Cattani, L.; Cattani, P.; Magrini, A.
Air to Water Generator Integrated Systems: The Proposal of a Global Evaluation Index—GEI Formulation and Application Examples. *Energies* **2021**, *14*, 8528.
https://doi.org/10.3390/en14248528

**AMA Style**

Cattani L, Cattani P, Magrini A.
Air to Water Generator Integrated Systems: The Proposal of a Global Evaluation Index—GEI Formulation and Application Examples. *Energies*. 2021; 14(24):8528.
https://doi.org/10.3390/en14248528

**Chicago/Turabian Style**

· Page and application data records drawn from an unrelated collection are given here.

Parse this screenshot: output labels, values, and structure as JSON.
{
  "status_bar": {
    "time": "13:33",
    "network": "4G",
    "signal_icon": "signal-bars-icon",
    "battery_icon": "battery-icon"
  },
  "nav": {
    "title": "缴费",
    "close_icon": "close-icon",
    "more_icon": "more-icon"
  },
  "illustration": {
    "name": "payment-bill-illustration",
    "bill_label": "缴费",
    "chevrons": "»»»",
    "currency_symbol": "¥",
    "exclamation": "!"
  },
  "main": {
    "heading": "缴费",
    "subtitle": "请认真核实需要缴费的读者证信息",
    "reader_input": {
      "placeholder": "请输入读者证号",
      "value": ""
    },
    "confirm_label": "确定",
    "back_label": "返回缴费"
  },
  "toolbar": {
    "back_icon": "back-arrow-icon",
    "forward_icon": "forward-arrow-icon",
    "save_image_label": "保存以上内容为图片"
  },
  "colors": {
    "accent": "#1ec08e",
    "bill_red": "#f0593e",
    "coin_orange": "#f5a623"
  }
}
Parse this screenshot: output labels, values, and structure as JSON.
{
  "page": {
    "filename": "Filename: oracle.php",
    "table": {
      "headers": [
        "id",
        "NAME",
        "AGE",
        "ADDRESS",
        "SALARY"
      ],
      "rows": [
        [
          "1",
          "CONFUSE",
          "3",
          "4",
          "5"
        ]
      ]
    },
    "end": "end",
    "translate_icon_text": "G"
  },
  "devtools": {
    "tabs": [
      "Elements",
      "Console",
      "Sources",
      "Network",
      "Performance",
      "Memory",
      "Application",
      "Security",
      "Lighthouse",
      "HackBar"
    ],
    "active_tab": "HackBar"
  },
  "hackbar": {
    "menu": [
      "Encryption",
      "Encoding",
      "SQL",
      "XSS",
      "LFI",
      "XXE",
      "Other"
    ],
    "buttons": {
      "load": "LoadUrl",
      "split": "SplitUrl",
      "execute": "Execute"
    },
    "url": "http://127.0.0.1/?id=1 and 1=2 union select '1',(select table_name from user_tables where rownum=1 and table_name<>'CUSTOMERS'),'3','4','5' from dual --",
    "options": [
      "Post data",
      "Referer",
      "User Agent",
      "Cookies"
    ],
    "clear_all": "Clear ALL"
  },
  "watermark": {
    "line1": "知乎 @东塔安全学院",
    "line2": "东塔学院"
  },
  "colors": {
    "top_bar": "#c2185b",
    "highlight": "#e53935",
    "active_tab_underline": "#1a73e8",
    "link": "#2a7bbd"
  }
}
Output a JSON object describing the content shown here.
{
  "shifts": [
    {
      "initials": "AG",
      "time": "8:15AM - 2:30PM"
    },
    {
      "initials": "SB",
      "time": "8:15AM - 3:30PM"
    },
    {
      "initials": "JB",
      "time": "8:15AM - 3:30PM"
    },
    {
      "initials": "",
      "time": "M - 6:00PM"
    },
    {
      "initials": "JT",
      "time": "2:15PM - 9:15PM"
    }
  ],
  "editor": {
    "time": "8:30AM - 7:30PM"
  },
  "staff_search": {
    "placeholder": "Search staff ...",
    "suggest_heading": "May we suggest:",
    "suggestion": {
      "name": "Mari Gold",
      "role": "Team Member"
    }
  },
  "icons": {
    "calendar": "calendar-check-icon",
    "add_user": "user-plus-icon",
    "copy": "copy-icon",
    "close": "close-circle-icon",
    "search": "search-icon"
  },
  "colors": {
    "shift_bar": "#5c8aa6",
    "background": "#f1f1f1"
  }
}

Cattani, Lucia, Paolo Cattani, and Anna Magrini.
2021. "Air to Water Generator Integrated Systems: The Proposal of a Global Evaluation Index—GEI Formulation and Application Examples" *Energies* 14, no. 24: 8528.
https://doi.org/10.3390/en14248528